One of the primary arguments against prisoners' right to vote is the notion of punishment and retribution. Critics argue that prisoners, by virtue of their crimes, have forfeited their rights as citizens, including the right to vote. They contend that this serves as a deterrent, discouraging individuals from engaging in criminal behaviour. However, this perspective is short-sighted. The purpose of incarceration extends beyond mere punishment. It is also about rehabilitation and reintegration into society. By allowing prisoners to vote, we acknowledge their status as citizens and foster a sense of responsibility. Voting can be a step towards reintegration, encouraging prisoners to engage in civic life and making them more likely to become law-abiding citizens upon release.

A second argument against prisoners' suffrage is the concern that their votes could have a disproportionate impact on elections. Critics argue that since prisoners are confined to a controlled environment, their votes could skew election results. However, democracy thrives on inclusivity and the participation of all eligible citizens. Excluding prisoners from the electoral process contradicts this fundamental principle. It creates a disenfranchised class within society, undermining the democratic ideals we hold dear. By allowing prisoners to vote, we send a message that every citizen's voice matters, regardless of their circumstances.

A third argument against prisoners' voting rights is the "slippery slope" concern.
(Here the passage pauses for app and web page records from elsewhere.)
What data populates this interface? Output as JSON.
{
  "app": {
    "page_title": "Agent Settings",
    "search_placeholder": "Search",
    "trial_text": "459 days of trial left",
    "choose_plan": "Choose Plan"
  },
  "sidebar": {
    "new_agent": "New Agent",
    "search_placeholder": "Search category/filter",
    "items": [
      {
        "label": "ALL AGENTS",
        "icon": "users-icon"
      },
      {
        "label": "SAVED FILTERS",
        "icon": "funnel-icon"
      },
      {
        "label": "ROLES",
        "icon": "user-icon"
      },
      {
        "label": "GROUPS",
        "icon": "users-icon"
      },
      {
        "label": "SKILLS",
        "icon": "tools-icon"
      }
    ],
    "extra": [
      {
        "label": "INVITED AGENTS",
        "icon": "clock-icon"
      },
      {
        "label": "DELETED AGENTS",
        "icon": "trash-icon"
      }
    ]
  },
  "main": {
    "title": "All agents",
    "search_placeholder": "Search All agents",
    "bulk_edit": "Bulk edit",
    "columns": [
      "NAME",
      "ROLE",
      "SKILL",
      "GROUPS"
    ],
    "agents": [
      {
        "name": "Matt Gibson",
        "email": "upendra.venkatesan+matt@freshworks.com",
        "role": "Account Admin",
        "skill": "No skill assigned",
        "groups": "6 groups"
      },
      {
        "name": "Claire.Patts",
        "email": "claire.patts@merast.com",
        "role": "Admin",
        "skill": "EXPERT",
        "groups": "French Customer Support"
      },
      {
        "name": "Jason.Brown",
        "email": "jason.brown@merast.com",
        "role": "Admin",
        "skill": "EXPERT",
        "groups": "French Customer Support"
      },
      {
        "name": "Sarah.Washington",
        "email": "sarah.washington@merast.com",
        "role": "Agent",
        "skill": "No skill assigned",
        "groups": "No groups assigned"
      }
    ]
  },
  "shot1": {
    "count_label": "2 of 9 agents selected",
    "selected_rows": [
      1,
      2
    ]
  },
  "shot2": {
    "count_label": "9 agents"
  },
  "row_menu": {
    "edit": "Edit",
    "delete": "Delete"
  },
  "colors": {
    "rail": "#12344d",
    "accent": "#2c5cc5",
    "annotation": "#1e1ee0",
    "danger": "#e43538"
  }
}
Critics argue that if we allow prisoners to vote, it may open the door to extending voting rights to other non-citizens or individuals with severe criminal records. To address this concern, we can establish safeguards to ensure that only eligible prisoners can vote, such as limiting voting rights to those convicted of less serious offenses or those nearing the end of their sentences. This approach balances the right to vote with the need for practical limitations.

In conclusion, denying prisoners the right to vote may seem like a form of just punishment, but it contradicts the principles of rehabilitation, citizenship, and inclusivity. Allowing prisoners to vote can contribute to their reintegration into society and uphold democratic ideals. By taking a pragmatic approach with safeguards, we can ensure that the electoral process remains fair and just. Ultimately, prisoners should have the right to vote, as it is not only in their best interest but also in the best interest of society as a whole.


Want help writing LNAT essays that will impress the admissions tutor? I will guide you through a step-by-step method to writing high quality LNAT essays. Find out more information here.



More stuff you may like:

Sample LNAT Essay: Why is Theft Wrong?

Sample LNAT Essay: Should Prisoners Have The Right To Vote?

Sample LNAT Essay: "A good sex education is vital in schools and shouldn't be subject to religious or cultural taboos." Discuss.

Sample LNAT Essay: How Should Judges Be Appointed?

Sample LNAT Essay: ‘It is right that students should contribute to the cost of their degrees.'  Do you agree?

Sample LNAT Essay: What disciplinary sanctions should teachers be allowed to use?

Sample LNAT Essay: Should private cars be rationed? If so, how?

Sample LNAT Essay: ‘We must be prepared to sacrifice traditional liberties to defeat terrorism.' Discuss

Sample LNAT Essay: Should the law require people to vote in general elections?


How to Get a First in Law

How to Read Cases | Law Study Skills

Tips for First Year Law Students

Offer and Acceptance Problem Question Structure

What are Nominal Damages?

UK Criminal Law: Basic Principles

How to Study Law | Free Law Revision Timetable

Misrepresentation Problem Question Structure

Damages: The Test of Remoteness and Reasonable Foreseeability

Free Movement of Goods Problem Question Structure

Discretionary Trust or Power of Appointment?

Everything You Need to Know About the LNAT

Equity and Trusts Case List

A Level Business Tutor | A* Exam Technique Help – Catherine Robinson Tuition

Share this post

← Older Post Newer Post →


Leave a comment

Please note, comments must be approved before they are published.